The Sixth International Congress on Schizophrenia Research (ICOSR) took place in Colorado Springs, Colorado, April 12-16, 1997, where over 1,000 scientists presented and listened to the latest developments in the search for the cause and treatment of schizophrenia. The ICOSR is sponsored by Maryland Psychiatric Research Center, Case Western Reserve University, and the William K. Warren Foundation. The National Institute of Mental Health and several pharmaceutical companies contributed generously to the meeting. The ICOSR is co-organized by Dr. Carol A. Tamminga, Maryland Psychiatric Research Center, University of Maryland at Baltimore, and Dr. S. Charles Schulz, Case Western Reserve University, Cleveland, Ohio. The William K. Warren Research Award is given to a senior investigator, who has made outstanding contributions to our understanding of schizophrenia. The fifth William K. Warren Research Award was presented to Dr. Philip S. Holzman in recognition of his contributions to the identification of eye-tracking abnormalities as a potential phenotypic marker of the illness and also in recognition of his work as a lifelong mentor for schizophrenia researchers. The ICOSR Young Investigator Awards are presented to junior investigators who have demonstrated the potential to make significant contributions to research on schizophrenia. These awards promote scientific development by enabling these young researchers to attend the meeting. There were 30 Young Investigator Award winners. The ICOSR meeting is organized into four sessions: (1) a morning plenary session; (2) a plenary lecture; (3) a poster session; and (4) concurrent afternoon oral sessions. The morning plenary sessions are comprised of a set of 30-minute lectures, which provide an overview of a particular topic area relevant to schizophrenia research. The plenary lecture is an invited lecture on a basic topic related to current research efforts in schizophrenia. The poster sessions provide a forum for the presentation of prepublication reports of basic and clinical science projects. The afternoon sessions are a collection of approximately 10 focused presentations on current research projects related to a specific topic area. The purpose of this report is to provide an account of the proceedings from the plenary and afternoon oral sessions.
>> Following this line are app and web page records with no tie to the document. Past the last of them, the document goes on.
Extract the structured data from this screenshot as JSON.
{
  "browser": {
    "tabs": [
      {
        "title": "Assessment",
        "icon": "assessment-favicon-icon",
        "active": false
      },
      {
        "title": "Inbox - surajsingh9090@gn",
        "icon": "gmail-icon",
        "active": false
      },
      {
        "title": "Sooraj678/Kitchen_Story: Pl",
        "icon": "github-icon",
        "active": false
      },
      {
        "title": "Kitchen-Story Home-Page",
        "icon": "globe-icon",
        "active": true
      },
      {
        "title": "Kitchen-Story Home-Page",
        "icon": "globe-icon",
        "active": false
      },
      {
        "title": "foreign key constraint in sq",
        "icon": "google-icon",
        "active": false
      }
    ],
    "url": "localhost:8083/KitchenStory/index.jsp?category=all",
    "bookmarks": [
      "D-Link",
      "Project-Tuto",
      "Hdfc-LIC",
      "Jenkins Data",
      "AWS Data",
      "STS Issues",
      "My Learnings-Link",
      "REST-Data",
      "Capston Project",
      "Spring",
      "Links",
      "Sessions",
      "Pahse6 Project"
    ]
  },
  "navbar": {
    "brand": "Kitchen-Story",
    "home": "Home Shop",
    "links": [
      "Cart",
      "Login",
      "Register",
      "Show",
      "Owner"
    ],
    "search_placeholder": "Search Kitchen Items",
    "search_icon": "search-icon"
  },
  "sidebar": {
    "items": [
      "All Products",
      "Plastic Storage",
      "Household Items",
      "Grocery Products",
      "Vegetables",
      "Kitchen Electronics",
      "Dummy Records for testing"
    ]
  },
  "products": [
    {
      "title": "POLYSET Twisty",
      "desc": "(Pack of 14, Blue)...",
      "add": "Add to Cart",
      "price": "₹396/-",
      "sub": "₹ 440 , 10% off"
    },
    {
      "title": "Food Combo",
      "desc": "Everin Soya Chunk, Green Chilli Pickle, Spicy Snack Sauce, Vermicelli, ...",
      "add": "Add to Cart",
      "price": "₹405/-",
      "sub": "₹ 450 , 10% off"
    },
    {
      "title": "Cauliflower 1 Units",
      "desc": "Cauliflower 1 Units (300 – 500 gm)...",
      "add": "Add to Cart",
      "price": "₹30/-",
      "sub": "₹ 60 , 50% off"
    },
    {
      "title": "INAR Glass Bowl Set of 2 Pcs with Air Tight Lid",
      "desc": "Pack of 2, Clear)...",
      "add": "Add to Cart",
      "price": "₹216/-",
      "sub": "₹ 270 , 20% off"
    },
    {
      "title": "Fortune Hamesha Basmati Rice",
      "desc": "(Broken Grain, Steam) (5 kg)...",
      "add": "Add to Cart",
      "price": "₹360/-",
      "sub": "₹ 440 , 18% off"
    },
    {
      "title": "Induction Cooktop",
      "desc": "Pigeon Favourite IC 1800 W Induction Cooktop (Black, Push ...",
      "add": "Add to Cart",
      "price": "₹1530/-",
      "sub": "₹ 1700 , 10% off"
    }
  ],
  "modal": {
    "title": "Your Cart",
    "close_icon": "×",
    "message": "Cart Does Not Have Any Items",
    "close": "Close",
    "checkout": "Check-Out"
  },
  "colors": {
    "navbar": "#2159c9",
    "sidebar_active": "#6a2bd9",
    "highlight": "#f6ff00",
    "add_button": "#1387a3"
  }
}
|Original language||English (US)|
|Number of pages||18|
|State||Published - Jan 1 1998|
- Animal models
- Cognitive neuroscience
ASJC Scopus subject areas
- Psychiatry and Mental health